I think the answer lies somewhere in the different approach of the different LED bulb manufacturing methods out there.
phillips uses a straight blueish white LED with no phosphor coating on the LED lens. This throws a lot of lumens per watt. it then creates a bulb using a plastic "filter" of yellow with a tinge of green to take the blue colored LED to a warmer white. the bulb looks yellow, turn on the power, it looks white. but the yellow absorbes many of the lumens per watt gained.
other manu's seem to be going the other route- take a warm to cool white LED from the factory that has a yellow green phosphor over the LED lens, and then use frosted white for the plastic "filter". the bulb thus looks "normal colored" when off. you sacrifice some lumens per watt on the phosphor, but don't lose so many through a frosted glass or plastic cover.

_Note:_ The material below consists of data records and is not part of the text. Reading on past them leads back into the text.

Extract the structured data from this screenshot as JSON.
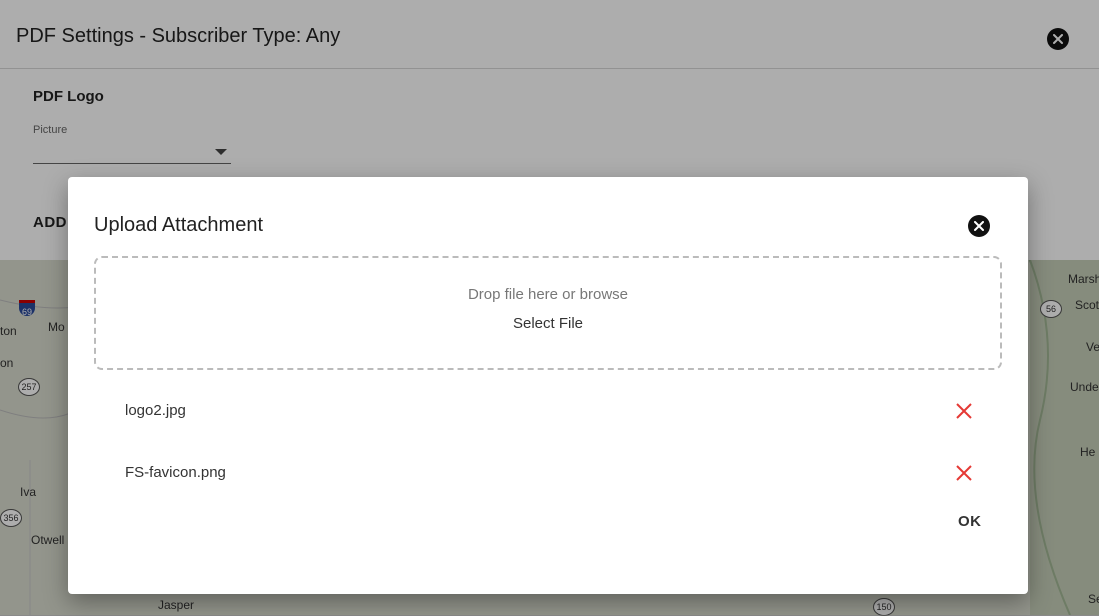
{
  "settings": {
    "title": "PDF Settings - Subscriber Type: Any",
    "section_title": "PDF Logo",
    "picture_label": "Picture",
    "picture_value": "",
    "add_label": "ADD"
  },
  "map": {
    "labels": [
      "Marsh",
      "Scot",
      "ton",
      "Mo",
      "on",
      "Unde",
      "He",
      "Iva",
      "Otwell",
      "Jasper",
      "Ve",
      "Se"
    ],
    "shields": [
      "69",
      "56",
      "257",
      "356",
      "150"
    ]
  },
  "modal": {
    "title": "Upload Attachment",
    "dropzone_text": "Drop file here or browse",
    "select_file_label": "Select File",
    "files": [
      {
        "name": "logo2.jpg"
      },
      {
        "name": "FS-favicon.png"
      }
    ],
    "ok_label": "OK"
  },
  "colors": {
    "remove_icon": "#e53935",
    "close_icon_bg": "#111111"
  }
}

which is right? time will tell which will give you a better color and efficiency. my guess is both phosphor and yellowed colored plastic will fade over time. and these bulbs are rated to last a LONG time. so a bulb with a color temperature of 2700k today might be somewhat different at 10,000 hours or 30,000 hours. again, time will tell and we will learn as we go. it took decades of improvement to get the incan, halogen, fluorescent, HPS and Metal halide where they are to today.